== Segment start ==
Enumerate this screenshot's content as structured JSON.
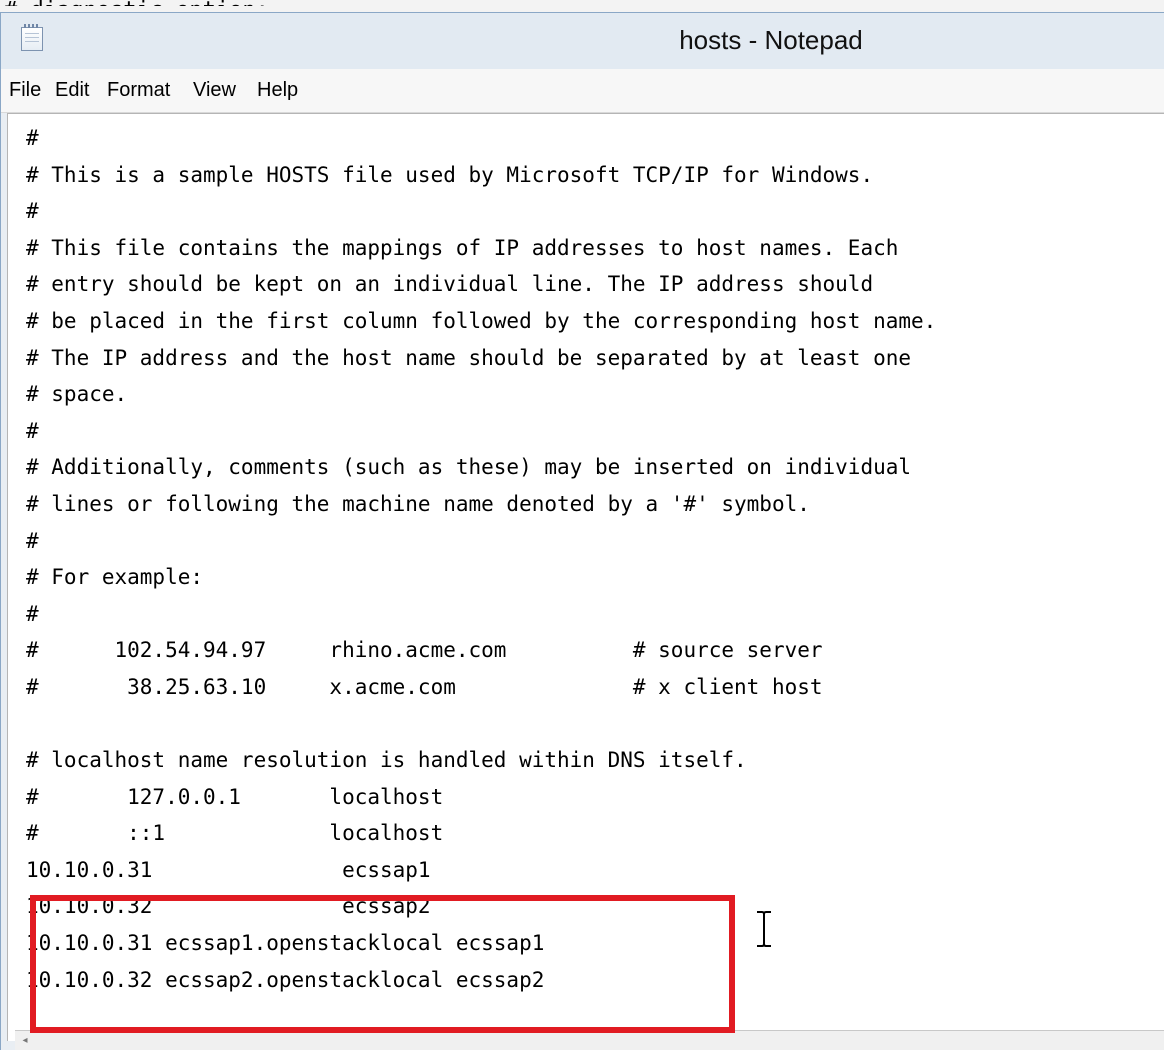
{
  "window": {
    "title": "hosts - Notepad",
    "cropped_line_above": "# diagnostic option: ..."
  },
  "menu": {
    "items": [
      {
        "label": "File"
      },
      {
        "label": "Edit"
      },
      {
        "label": "Format"
      },
      {
        "label": "View"
      },
      {
        "label": "Help"
      }
    ]
  },
  "editor": {
    "lines": [
      "#",
      "# This is a sample HOSTS file used by Microsoft TCP/IP for Windows.",
      "#",
      "# This file contains the mappings of IP addresses to host names. Each",
      "# entry should be kept on an individual line. The IP address should",
      "# be placed in the first column followed by the corresponding host name.",
      "# The IP address and the host name should be separated by at least one",
      "# space.",
      "#",
      "# Additionally, comments (such as these) may be inserted on individual",
      "# lines or following the machine name denoted by a '#' symbol.",
      "#",
      "# For example:",
      "#",
      "#      102.54.94.97     rhino.acme.com          # source server",
      "#       38.25.63.10     x.acme.com              # x client host",
      "",
      "# localhost name resolution is handled within DNS itself.",
      "#       127.0.0.1       localhost",
      "#       ::1             localhost",
      "10.10.0.31               ecssap1",
      "10.10.0.32               ecssap2",
      "10.10.0.31 ecssap1.openstacklocal ecssap1",
      "10.10.0.32 ecssap2.openstacklocal ecssap2"
    ]
  },
  "annotation": {
    "color": "#e11b22"
  },
  "icons": {
    "app": "notepad-icon",
    "cursor": "ibeam-cursor-icon",
    "scroll": "scroll-left-arrow-icon"
  }
}
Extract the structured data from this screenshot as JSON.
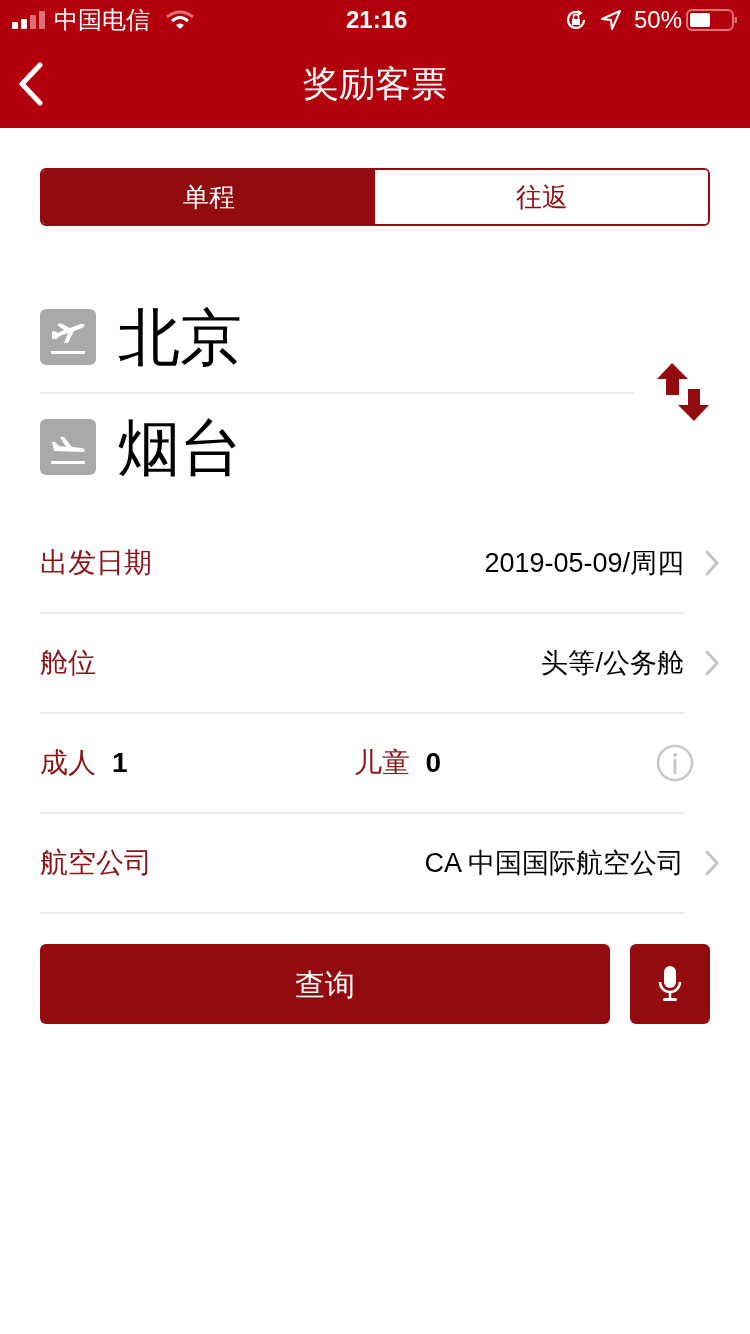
{
  "status_bar": {
    "carrier": "中国电信",
    "time": "21:16",
    "battery": "50%"
  },
  "nav": {
    "title": "奖励客票"
  },
  "tabs": [
    {
      "label": "单程",
      "selected": true
    },
    {
      "label": "往返",
      "selected": false
    }
  ],
  "route": {
    "from": "北京",
    "to": "烟台"
  },
  "rows": [
    {
      "kind": "select",
      "label": "出发日期",
      "value": "2019-05-09/周四"
    },
    {
      "kind": "select",
      "label": "舱位",
      "value": "头等/公务舱"
    },
    {
      "kind": "passengers",
      "adult_label": "成人",
      "adults": "1",
      "child_label": "儿童",
      "children": "0"
    },
    {
      "kind": "select",
      "label": "航空公司",
      "value": "CA 中国国际航空公司"
    }
  ],
  "search_button": "查询"
}
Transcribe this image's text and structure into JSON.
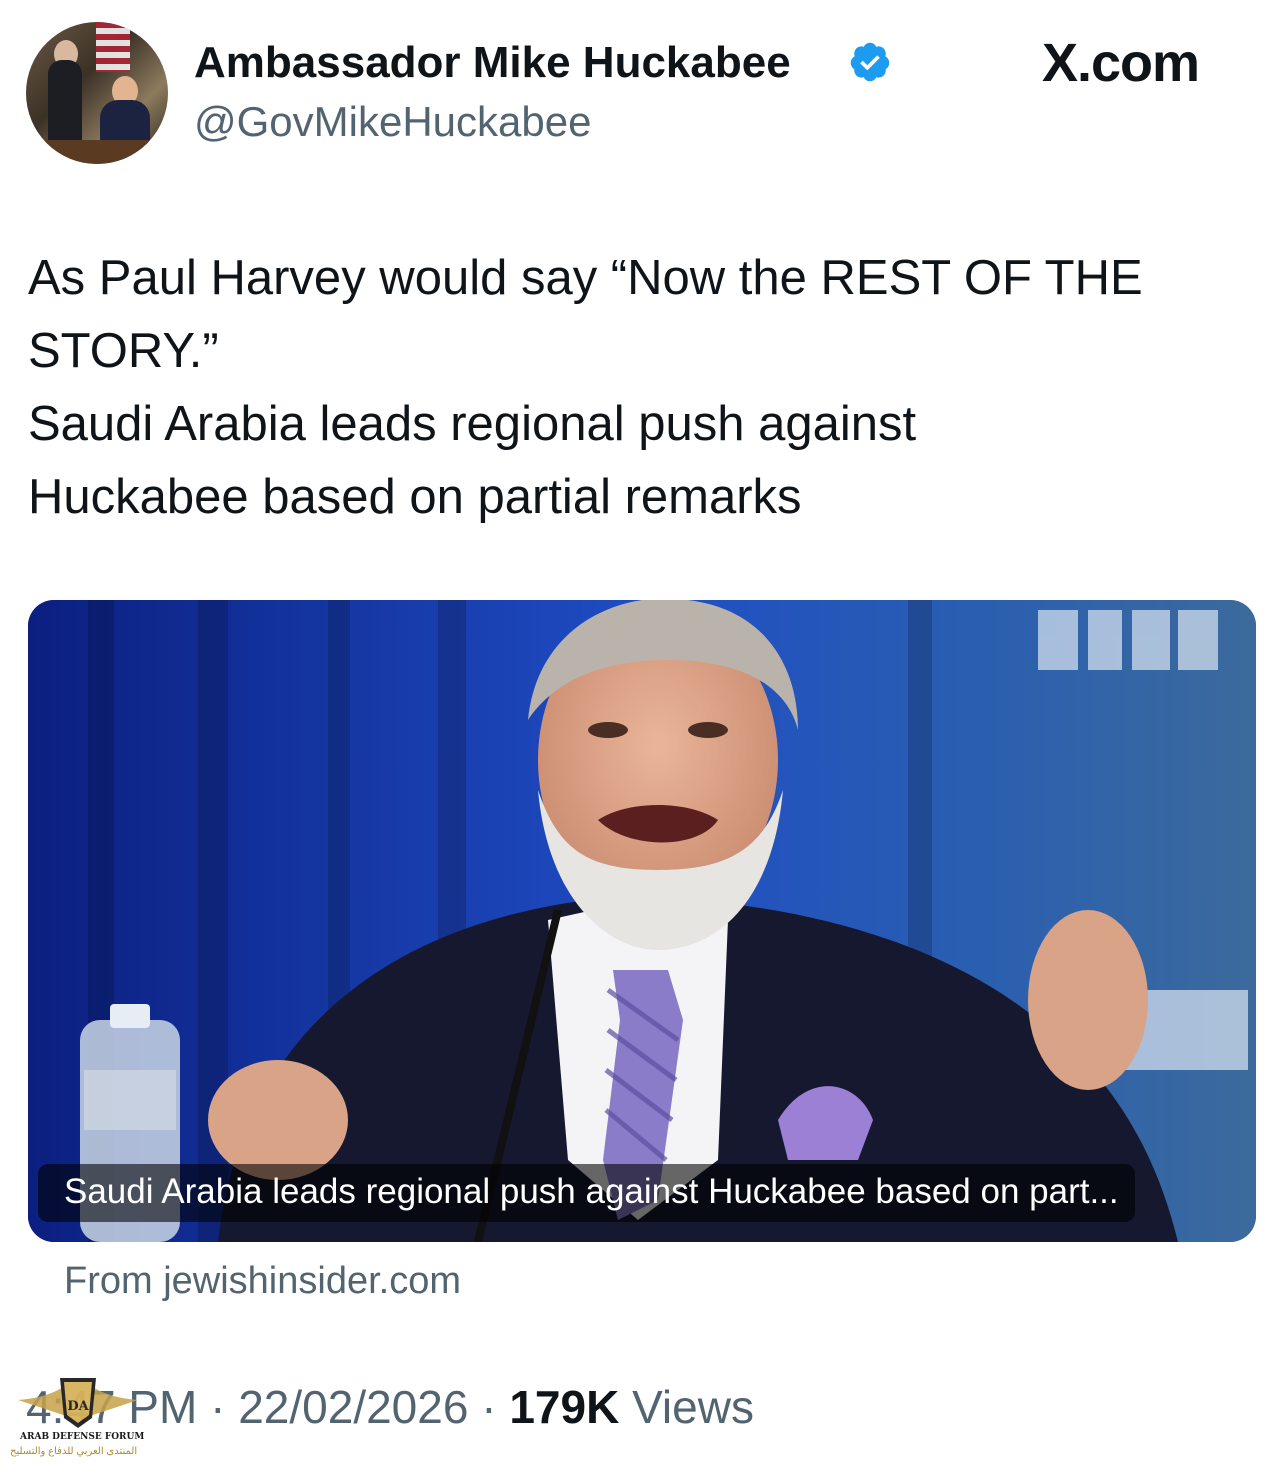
{
  "header": {
    "display_name": "Ambassador Mike Huckabee",
    "handle": "@GovMikeHuckabee",
    "brand": "X.com",
    "verified_icon": "verified-badge-icon"
  },
  "tweet": {
    "lines": [
      "As Paul Harvey would say “Now the REST OF THE",
      "STORY.”",
      "Saudi Arabia leads regional push against",
      "Huckabee based on partial remarks"
    ]
  },
  "card": {
    "caption": "Saudi Arabia leads regional push against Huckabee based on part...",
    "source": "From jewishinsider.com"
  },
  "meta": {
    "time": "4:47 PM",
    "separator": "·",
    "date": "22/02/2026",
    "views_count": "179K",
    "views_label": "Views"
  },
  "watermark": {
    "emblem": "DA",
    "name_en": "ARAB DEFENSE FORUM",
    "name_ar": "المنتدى العربي للدفاع والتسليح"
  },
  "colors": {
    "text_primary": "#0f1419",
    "text_secondary": "#536471",
    "verified_blue": "#1d9bf0",
    "card_background": "#1b3fb5"
  }
}
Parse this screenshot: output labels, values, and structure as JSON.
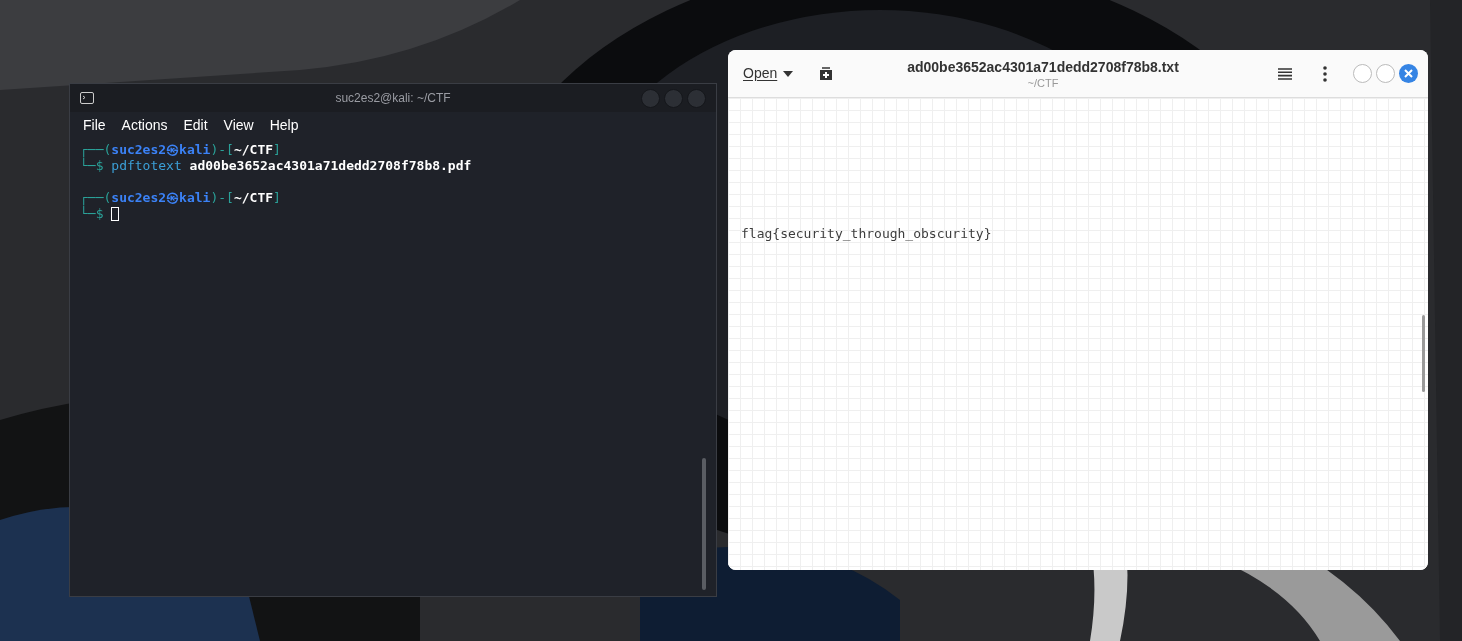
{
  "terminal": {
    "title": "suc2es2@kali: ~/CTF",
    "menu": [
      "File",
      "Actions",
      "Edit",
      "View",
      "Help"
    ],
    "prompts": [
      {
        "frame_top": "┌──(",
        "user": "suc2es2",
        "at": "㉿",
        "host": "kali",
        "mid": ")-[",
        "path": "~/CTF",
        "close": "]",
        "frame_bottom": "└─$",
        "command": "pdftotext",
        "argument": "ad00be3652ac4301a71dedd2708f78b8.pdf",
        "cursor": false
      },
      {
        "frame_top": "┌──(",
        "user": "suc2es2",
        "at": "㉿",
        "host": "kali",
        "mid": ")-[",
        "path": "~/CTF",
        "close": "]",
        "frame_bottom": "└─$",
        "cursor": true
      }
    ]
  },
  "editor": {
    "open_button": "Open",
    "title": "ad00be3652ac4301a71dedd2708f78b8.txt",
    "subtitle": "~/CTF",
    "text": "flag{security_through_obscurity}"
  }
}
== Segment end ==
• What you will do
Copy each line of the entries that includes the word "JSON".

• Task solution
Enumerate this screenshot's content as structured JSON.
Extract the structured data from this screenshot as JSON.
Transcribe this image's text and structure into JSON.
Parse this screenshot: output labels, values, and structure as JSON.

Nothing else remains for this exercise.